**WHAT YOU WILL DO**
Repeat the listing below in full, keeping each word as given.

**TASK INPUT**
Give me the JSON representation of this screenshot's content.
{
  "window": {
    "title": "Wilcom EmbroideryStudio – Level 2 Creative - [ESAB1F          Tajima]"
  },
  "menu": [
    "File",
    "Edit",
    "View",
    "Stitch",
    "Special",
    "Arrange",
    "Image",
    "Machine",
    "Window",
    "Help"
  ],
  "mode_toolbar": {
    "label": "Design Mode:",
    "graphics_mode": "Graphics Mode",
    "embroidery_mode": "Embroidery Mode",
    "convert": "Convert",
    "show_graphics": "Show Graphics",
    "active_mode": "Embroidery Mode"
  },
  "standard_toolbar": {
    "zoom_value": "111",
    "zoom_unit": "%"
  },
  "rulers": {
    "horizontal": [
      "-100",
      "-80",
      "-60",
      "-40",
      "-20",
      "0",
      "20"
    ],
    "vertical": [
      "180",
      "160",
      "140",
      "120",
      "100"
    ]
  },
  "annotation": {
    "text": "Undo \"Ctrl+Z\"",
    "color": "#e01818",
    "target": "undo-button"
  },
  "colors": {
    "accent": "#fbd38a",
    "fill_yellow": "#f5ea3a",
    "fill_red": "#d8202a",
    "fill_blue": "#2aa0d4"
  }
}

**OUTPUT OF THE TASK**
Give me the JSON representation of this screenshot's content.
{
  "window": {
    "title": "Wilcom EmbroideryStudio – Level 2 Creative - [ESAB1F          Tajima]"
  },
  "menu": [
    "File",
    "Edit",
    "View",
    "Stitch",
    "Special",
    "Arrange",
    "Image",
    "Machine",
    "Window",
    "Help"
  ],
  "mode_toolbar": {
    "label": "Design Mode:",
    "graphics_mode": "Graphics Mode",
    "embroidery_mode": "Embroidery Mode",
    "convert": "Convert",
    "show_graphics": "Show Graphics",
    "active_mode": "Embroidery Mode"
  },
  "standard_toolbar": {
    "zoom_value": "111",
    "zoom_unit": "%"
  },
  "rulers": {
    "horizontal": [
      "-100",
      "-80",
      "-60",
      "-40",
      "-20",
      "0",
      "20"
    ],
    "vertical": [
      "180",
      "160",
      "140",
      "120",
      "100"
    ]
  },
  "annotation": {
    "text": "Undo \"Ctrl+Z\"",
    "color": "#e01818",
    "target": "undo-button"
  },
  "colors": {
    "accent": "#fbd38a",
    "fill_yellow": "#f5ea3a",
    "fill_red": "#d8202a",
    "fill_blue": "#2aa0d4"
  }
}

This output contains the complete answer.